The one-room medical clinic that Graham toured only treats patients who are suffering from AIDS and malaria, and she noted the absence of Western medicine and physicians. Within the village in which she spent most of her time, Graham also encountered a number of women who were ostracized from the small society because of their inability to have children.

“When I was there I was known as Mama Stephanie, because in Kenya a woman’s name is also that of her oldest child,” says Graham, whose daughter Stephanie is actually Graham’s second child; her oldest daughter, Katie, was unable to make the trip. Through this Kenyan naming process, Graham learned much about the native culture, including that “if you don’t have children, you don’t have status. Your identity is your child,” she says. During her visits with the native women, Graham talked with the women about some of the differences between American and Kenyan culture, including the generally accepted Western view that all women are valuable, not just mothers.

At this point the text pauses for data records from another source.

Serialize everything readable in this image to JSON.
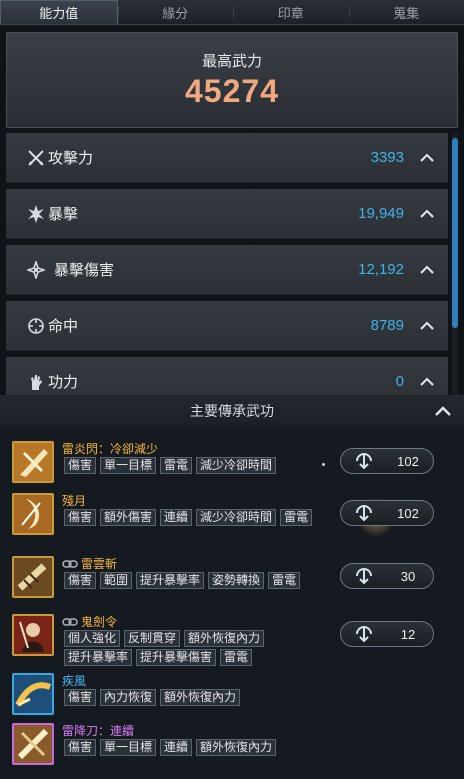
{
  "tabs": [
    {
      "label": "能力值",
      "active": true
    },
    {
      "label": "緣分",
      "active": false
    },
    {
      "label": "印章",
      "active": false
    },
    {
      "label": "蒐集",
      "active": false
    }
  ],
  "header": {
    "label": "最高武力",
    "value": "45274"
  },
  "stats": [
    {
      "icon": "crossed-swords-icon",
      "label": "攻擊力",
      "value": "3393"
    },
    {
      "icon": "burst-icon",
      "label": "暴擊",
      "value": "19,949"
    },
    {
      "icon": "shuriken-icon",
      "label": "暴擊傷害",
      "value": "12,192"
    },
    {
      "icon": "crosshair-icon",
      "label": "命中",
      "value": "8789"
    },
    {
      "icon": "power-fist-icon",
      "label": "功力",
      "value": "0"
    }
  ],
  "section": {
    "title": "主要傳承武功"
  },
  "skills": [
    {
      "name": "雷炎閃：冷卻減少",
      "color": "gold",
      "locked": false,
      "tags": [
        "傷害",
        "單一目標",
        "雷電",
        "減少冷卻時間"
      ],
      "level": "102"
    },
    {
      "name": "殘月",
      "color": "gold",
      "locked": false,
      "tags": [
        "傷害",
        "額外傷害",
        "連續",
        "減少冷卻時間",
        "雷電"
      ],
      "level": "102"
    },
    {
      "name": "雷雲斬",
      "color": "gold",
      "locked": true,
      "tags": [
        "傷害",
        "範圍",
        "提升暴擊率",
        "姿勢轉換",
        "雷電"
      ],
      "level": "30"
    },
    {
      "name": "鬼劍令",
      "color": "gold",
      "locked": true,
      "tags": [
        "個人強化",
        "反制貫穿",
        "額外恢復內力",
        "提升暴擊率",
        "提升暴擊傷害",
        "雷電"
      ],
      "level": "12"
    },
    {
      "name": "疾風",
      "color": "blue",
      "locked": false,
      "tags": [
        "傷害",
        "內力恢復",
        "額外恢復內力"
      ],
      "level": ""
    },
    {
      "name": "雷降刀：連續",
      "color": "purple",
      "locked": false,
      "tags": [
        "傷害",
        "單一目標",
        "連續",
        "額外恢復內力"
      ],
      "level": ""
    }
  ],
  "colors": {
    "accent_blue": "#3fb4e8",
    "header_value": "#f0a980",
    "gold": "#f4b53c",
    "purple": "#d27bf2"
  }
}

While there is a distinct richness to being part of the community, Graham also discovered the impact that an undiagnosed mental illness can have on the larger group. One woman, whom Graham thinks would have been diagnosed as schizophrenic in the United States, was clearly separated from the other women due to her behavior. “I was challenged professionally by what it means to be ‘mentally healthy,’” says Graham. “They [the Kenyan women] say that they do not have a lot of mental health problems within the village, but I saw many people who exhibited signs of depression.” Of course, many of these illnesses are virtually unknown to the Kenyans.

Not more than a few months after Graham returned from Kenya, widespread violence broke out in the country. Post-election violence caused hundreds of thousands of Kenyans to flee their homes, and resulted in the killing of nearly 800 people. The area in which Graham and her daughter taught and lived was the center of the violence. “The people I met were kind, compassionate, and some of them just ended up on the wrong side of the violence,” says Graham. She explains that it was difficult for her to square in her mind the friendly, peaceful people she had interacted with and the brutal, inhumane behavior reported internationally. “As a social psychologist it made me realize that the social fabric that holds us all together is fragile,” says Graham. “Decent people can do horrible things, and it is disturbing to learn that first-hand.”

Despite the violent outbreak following her return to the United States, Graham is eager to return to the village — if not to see old friends, but to also ascertain the kind of physical, emotional and mental damage incurred by the violence, and to see if she can lend a helping hand. “I consider myself a giving person,” says Graham, “but these people will give you everything. When you have a lack [of resources] you realize how much you need others, and you really reach out to them,” says Graham. “I hope through this process I’ve learned to hold onto things very loosely and to give very generously.”